# What you should do
Select every line containing the word "JSON" from the material, and copy those lines.

# Exercise inputs
◇ ◇ ◇ ◇
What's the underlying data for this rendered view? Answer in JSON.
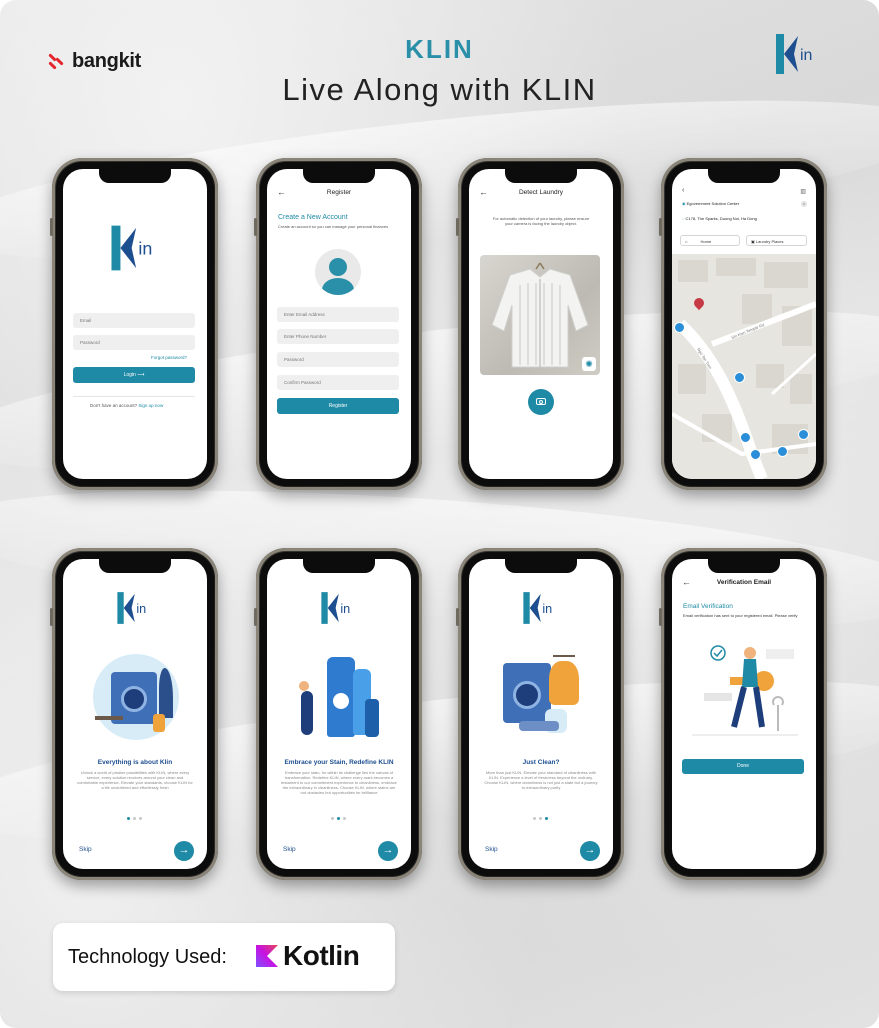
{
  "header": {
    "bangkit_logo": "bangkit",
    "brand_title": "KLIN",
    "brand_subtitle": "Live Along with KLIN",
    "logo_text": "in"
  },
  "colors": {
    "accent": "#1e8aa5",
    "brand": "#2a8fa8",
    "navy": "#1d4e8f"
  },
  "login": {
    "email_placeholder": "Email",
    "password_placeholder": "Password",
    "forgot": "Forgot password?",
    "login_button": "Login",
    "no_account": "Don't have an account?",
    "signup": "Sign up now"
  },
  "register": {
    "title": "Register",
    "heading": "Create a New Account",
    "desc": "Create an account so you can manage your personal finances",
    "email": "Enter Email Address",
    "phone": "Enter Phone Number",
    "password": "Password",
    "confirm": "Confirm Password",
    "button": "Register"
  },
  "detect": {
    "title": "Detect Laundry",
    "desc": "For automatic detection of your laundry, please ensure your camera is facing the laundry object."
  },
  "map": {
    "origin": "Egovernment Solution Center",
    "destination": "C178, The Sparks, Duong Noi, Ha Dong",
    "tab_home": "Home",
    "tab_places": "Laundry Places",
    "street1": "Ngo Tan Tren",
    "street2": "Sin Kien Temple Rd"
  },
  "onboarding": [
    {
      "title": "Everything is about Klin",
      "text": "Unlock a world of pristine possibilities with KLIN, where every service, every solution revolves around your clean and comfortable experience. Elevate your standards, choose KLIN for a life uncluttered and effortlessly fresh",
      "skip": "Skip"
    },
    {
      "title": "Embrace your Stain, Redefine KLIN",
      "text": "Embrace your stain, for within its challenge lies the canvas of transformation. Redefine KLIN, where every mark becomes a testament to our commitment experience to cleanliness, embrace the extraordinary in cleanliness. Choose KLIN, where stains are not obstacles but opportunities for brilliance",
      "skip": "Skip"
    },
    {
      "title": "Just Clean?",
      "text": "More than just KLIN. Elevate your standard of cleanliness with KLIN. Experience a level of freshness beyond the ordinary. Choose KLIN, where cleanliness is not just a state but a journey to extraordinary purity",
      "skip": "Skip"
    }
  ],
  "verify": {
    "title": "Verification Email",
    "heading": "Email Verification",
    "desc": "Email verification has sent to your registered email. Please verify",
    "button": "Done"
  },
  "tech": {
    "label": "Technology Used:",
    "kotlin": "Kotlin"
  }
}
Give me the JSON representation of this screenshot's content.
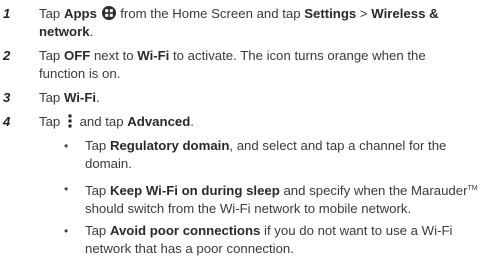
{
  "steps": [
    {
      "number": "1",
      "p1": "Tap ",
      "b1": "Apps",
      "p2": " from the Home Screen and tap ",
      "b2": "Settings",
      "p3": " > ",
      "b3": "Wireless &",
      "b3_cont": "network",
      "p4": ".",
      "icon": "apps-grid-icon"
    },
    {
      "number": "2",
      "p1": "Tap ",
      "b1": "OFF",
      "p2": " next to ",
      "b2": "Wi-Fi",
      "p3": " to activate. The icon turns orange when the",
      "line2": "function is on."
    },
    {
      "number": "3",
      "p1": "Tap ",
      "b1": "Wi-Fi",
      "p2": "."
    },
    {
      "number": "4",
      "p1": "Tap ",
      "p2": " and tap ",
      "b1": "Advanced",
      "p3": ".",
      "icon": "overflow-menu-icon"
    }
  ],
  "bullets": [
    {
      "symbol": "•",
      "p1": "Tap ",
      "b1": "Regulatory domain",
      "p2": ", and select and tap a channel for the",
      "line2": "domain."
    },
    {
      "symbol": "•",
      "p1": "Tap ",
      "b1": "Keep Wi-Fi on during sleep",
      "p2": " and specify when the Marauder",
      "tm": "TM",
      "line2": "should switch from the Wi-Fi network to mobile network."
    },
    {
      "symbol": "•",
      "p1": "Tap ",
      "b1": "Avoid poor connections",
      "p2": " if you do not want to use a Wi-Fi",
      "line2": "network that has a poor connection."
    }
  ]
}
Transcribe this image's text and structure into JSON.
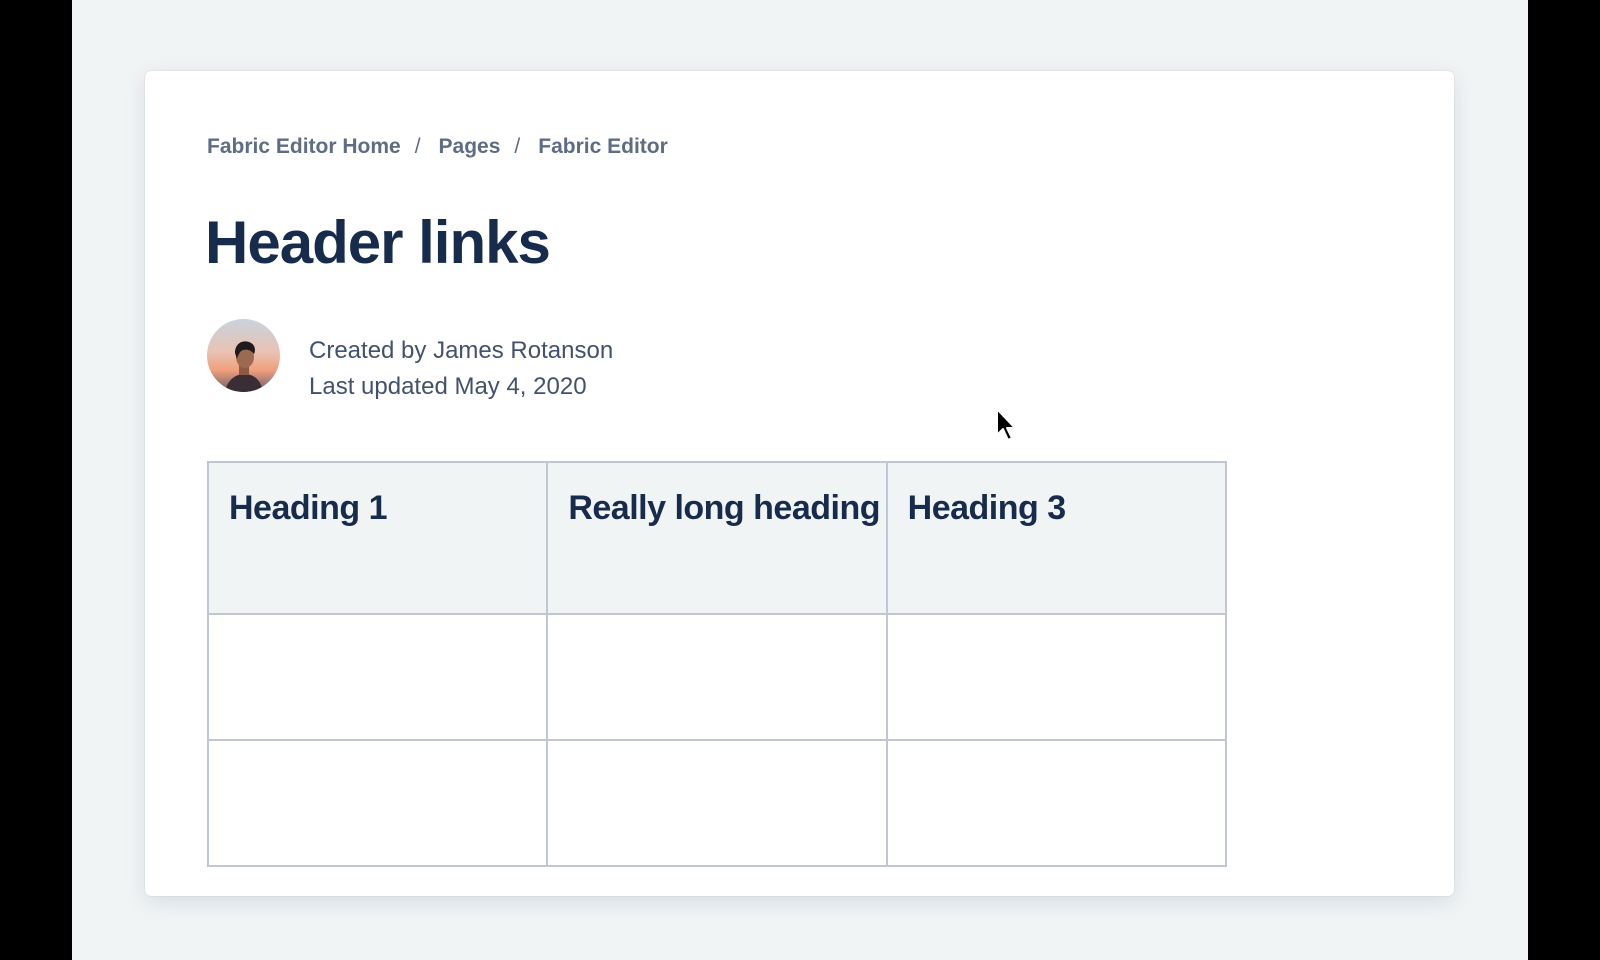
{
  "breadcrumb": {
    "items": [
      "Fabric Editor Home",
      "Pages",
      "Fabric Editor"
    ],
    "separator": "/"
  },
  "page": {
    "title": "Header links"
  },
  "author": {
    "created_by": "Created by James Rotanson",
    "last_updated": "Last updated May 4, 2020"
  },
  "table": {
    "headers": [
      "Heading 1",
      "Really long heading",
      "Heading 3"
    ],
    "rows": [
      [
        "",
        "",
        ""
      ],
      [
        "",
        "",
        ""
      ]
    ]
  },
  "colors": {
    "page_background": "#f0f4f5",
    "card_background": "#ffffff",
    "title_text": "#172b4d",
    "secondary_text": "#5e6c84",
    "table_border": "#c1c7d0",
    "header_cell_background": "#f0f4f5"
  }
}
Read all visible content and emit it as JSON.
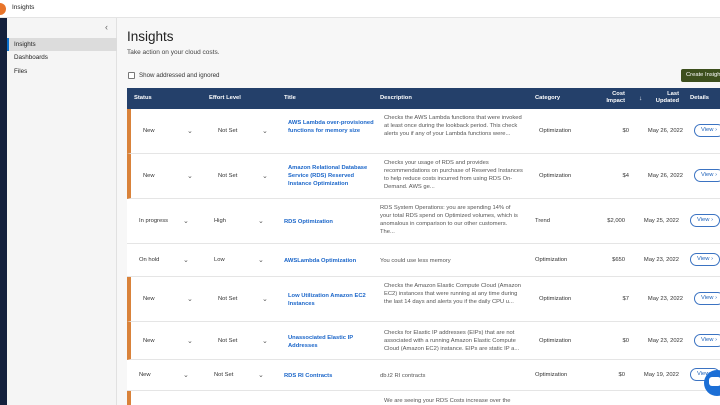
{
  "app": {
    "title": "Insights"
  },
  "sidebar": {
    "items": [
      {
        "label": "Insights",
        "active": true
      },
      {
        "label": "Dashboards",
        "active": false
      },
      {
        "label": "Files",
        "active": false
      }
    ]
  },
  "page": {
    "title": "Insights",
    "subtitle": "Take action on your cloud costs.",
    "show_addressed_label": "Show addressed and ignored",
    "create_button": "Create Insight"
  },
  "table": {
    "headers": {
      "status": "Status",
      "effort": "Effort Level",
      "title": "Title",
      "description": "Description",
      "category": "Category",
      "impact_line1": "Cost",
      "impact_line2": "Impact",
      "updated_line1": "Last",
      "updated_line2": "Updated",
      "details": "Details"
    },
    "view_label": "View",
    "rows": [
      {
        "status": "New",
        "effort": "Not Set",
        "title": "AWS Lambda over-provisioned functions for memory size",
        "description": "Checks the AWS Lambda functions that were invoked at least once during the lookback period. This check alerts you if any of your Lambda functions were...",
        "category": "Optimization",
        "impact": "$0",
        "updated": "May 26, 2022"
      },
      {
        "status": "New",
        "effort": "Not Set",
        "title": "Amazon Relational Database Service (RDS) Reserved Instance Optimization",
        "description": "Checks your usage of RDS and provides recommendations on purchase of Reserved Instances to help reduce costs incurred from using RDS On-Demand. AWS ge...",
        "category": "Optimization",
        "impact": "$4",
        "updated": "May 26, 2022"
      },
      {
        "status": "In progress",
        "effort": "High",
        "title": "RDS Optimization",
        "description": "RDS System Operations: you are spending 14% of your total RDS spend on Optimized volumes, which is anomalous in comparison to our other customers. The...",
        "category": "Trend",
        "impact": "$2,000",
        "updated": "May 25, 2022"
      },
      {
        "status": "On hold",
        "effort": "Low",
        "title": "AWSLambda Optimization",
        "description": "You could use less memory",
        "category": "Optimization",
        "impact": "$650",
        "updated": "May 23, 2022"
      },
      {
        "status": "New",
        "effort": "Not Set",
        "title": "Low Utilization Amazon EC2 Instances",
        "description": "Checks the Amazon Elastic Compute Cloud (Amazon EC2) instances that were running at any time during the last 14 days and alerts you if the daily CPU u...",
        "category": "Optimization",
        "impact": "$7",
        "updated": "May 23, 2022"
      },
      {
        "status": "New",
        "effort": "Not Set",
        "title": "Unassociated Elastic IP Addresses",
        "description": "Checks for Elastic IP addresses (EIPs) that are not associated with a running Amazon Elastic Compute Cloud (Amazon EC2) instance. EIPs are static IP a...",
        "category": "Optimization",
        "impact": "$0",
        "updated": "May 23, 2022"
      },
      {
        "status": "New",
        "effort": "Not Set",
        "title": "RDS RI Contracts",
        "description": "db.t2 RI contracts",
        "category": "Optimization",
        "impact": "$0",
        "updated": "May 19, 2022"
      },
      {
        "status": "",
        "effort": "",
        "title": "",
        "description": "We are seeing your RDS Costs increase over the",
        "category": "",
        "impact": "",
        "updated": ""
      }
    ]
  }
}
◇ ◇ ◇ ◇
# Response
What's the underlying data for this rendered view? Answer in JSON.
Give me the JSON representation of this screenshot's content.
Transcribe this image's text and structure into JSON.
Read all visible content and emit it as JSON.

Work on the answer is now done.